**Assigned task**
If a record holds a picture, drop the picture and return the rest of the record word for word.

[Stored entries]
::::::::::
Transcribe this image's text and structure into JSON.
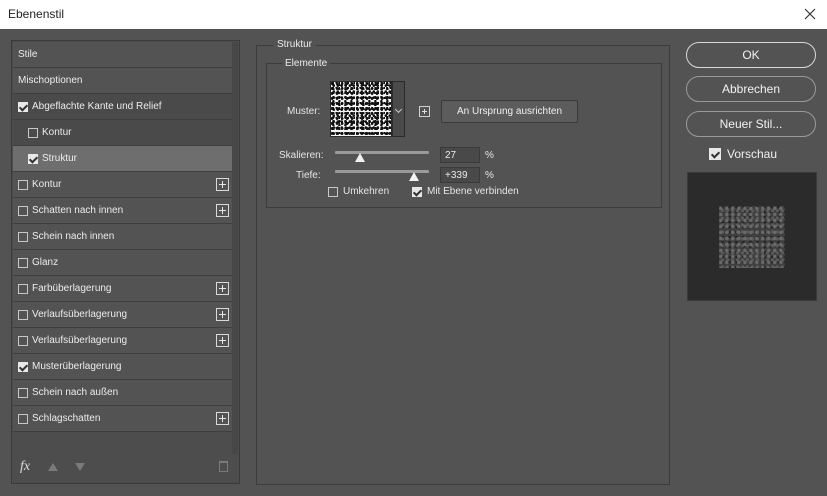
{
  "window": {
    "title": "Ebenenstil"
  },
  "sidebar": {
    "items": [
      {
        "label": "Stile",
        "checkbox": false,
        "checked": false,
        "add": false
      },
      {
        "label": "Mischoptionen",
        "checkbox": false,
        "checked": false,
        "add": false
      },
      {
        "label": "Abgeflachte Kante und Relief",
        "checkbox": true,
        "checked": true,
        "add": false
      },
      {
        "label": "Kontur",
        "checkbox": true,
        "checked": false,
        "add": false,
        "sub": true
      },
      {
        "label": "Struktur",
        "checkbox": true,
        "checked": true,
        "add": false,
        "sub": true,
        "selected": true
      },
      {
        "label": "Kontur",
        "checkbox": true,
        "checked": false,
        "add": true
      },
      {
        "label": "Schatten nach innen",
        "checkbox": true,
        "checked": false,
        "add": true
      },
      {
        "label": "Schein nach innen",
        "checkbox": true,
        "checked": false,
        "add": false
      },
      {
        "label": "Glanz",
        "checkbox": true,
        "checked": false,
        "add": false
      },
      {
        "label": "Farbüberlagerung",
        "checkbox": true,
        "checked": false,
        "add": true
      },
      {
        "label": "Verlaufsüberlagerung",
        "checkbox": true,
        "checked": false,
        "add": true
      },
      {
        "label": "Verlaufsüberlagerung",
        "checkbox": true,
        "checked": false,
        "add": true
      },
      {
        "label": "Musterüberlagerung",
        "checkbox": true,
        "checked": true,
        "add": false
      },
      {
        "label": "Schein nach außen",
        "checkbox": true,
        "checked": false,
        "add": false
      },
      {
        "label": "Schlagschatten",
        "checkbox": true,
        "checked": false,
        "add": true
      }
    ],
    "fx_label": "fx"
  },
  "struktur": {
    "group_title": "Struktur",
    "elemente_title": "Elemente",
    "muster_label": "Muster:",
    "origin_button": "An Ursprung ausrichten",
    "skalieren_label": "Skalieren:",
    "skalieren_value": "27",
    "skalieren_fraction": 0.27,
    "tiefe_label": "Tiefe:",
    "tiefe_value": "+339",
    "tiefe_fraction": 0.84,
    "percent": "%",
    "umkehren_label": "Umkehren",
    "umkehren_checked": false,
    "mit_ebene_label": "Mit Ebene verbinden",
    "mit_ebene_checked": true
  },
  "actions": {
    "ok": "OK",
    "cancel": "Abbrechen",
    "new_style": "Neuer Stil...",
    "preview_label": "Vorschau",
    "preview_checked": true
  }
}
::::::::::
**Result of the task**
Transcribe this image's text and structure into JSON.
{
  "window": {
    "title": "Ebenenstil"
  },
  "sidebar": {
    "items": [
      {
        "label": "Stile",
        "checkbox": false,
        "checked": false,
        "add": false
      },
      {
        "label": "Mischoptionen",
        "checkbox": false,
        "checked": false,
        "add": false
      },
      {
        "label": "Abgeflachte Kante und Relief",
        "checkbox": true,
        "checked": true,
        "add": false
      },
      {
        "label": "Kontur",
        "checkbox": true,
        "checked": false,
        "add": false,
        "sub": true
      },
      {
        "label": "Struktur",
        "checkbox": true,
        "checked": true,
        "add": false,
        "sub": true,
        "selected": true
      },
      {
        "label": "Kontur",
        "checkbox": true,
        "checked": false,
        "add": true
      },
      {
        "label": "Schatten nach innen",
        "checkbox": true,
        "checked": false,
        "add": true
      },
      {
        "label": "Schein nach innen",
        "checkbox": true,
        "checked": false,
        "add": false
      },
      {
        "label": "Glanz",
        "checkbox": true,
        "checked": false,
        "add": false
      },
      {
        "label": "Farbüberlagerung",
        "checkbox": true,
        "checked": false,
        "add": true
      },
      {
        "label": "Verlaufsüberlagerung",
        "checkbox": true,
        "checked": false,
        "add": true
      },
      {
        "label": "Verlaufsüberlagerung",
        "checkbox": true,
        "checked": false,
        "add": true
      },
      {
        "label": "Musterüberlagerung",
        "checkbox": true,
        "checked": true,
        "add": false
      },
      {
        "label": "Schein nach außen",
        "checkbox": true,
        "checked": false,
        "add": false
      },
      {
        "label": "Schlagschatten",
        "checkbox": true,
        "checked": false,
        "add": true
      }
    ],
    "fx_label": "fx"
  },
  "struktur": {
    "group_title": "Struktur",
    "elemente_title": "Elemente",
    "muster_label": "Muster:",
    "origin_button": "An Ursprung ausrichten",
    "skalieren_label": "Skalieren:",
    "skalieren_value": "27",
    "skalieren_fraction": 0.27,
    "tiefe_label": "Tiefe:",
    "tiefe_value": "+339",
    "tiefe_fraction": 0.84,
    "percent": "%",
    "umkehren_label": "Umkehren",
    "umkehren_checked": false,
    "mit_ebene_label": "Mit Ebene verbinden",
    "mit_ebene_checked": true
  },
  "actions": {
    "ok": "OK",
    "cancel": "Abbrechen",
    "new_style": "Neuer Stil...",
    "preview_label": "Vorschau",
    "preview_checked": true
  }
}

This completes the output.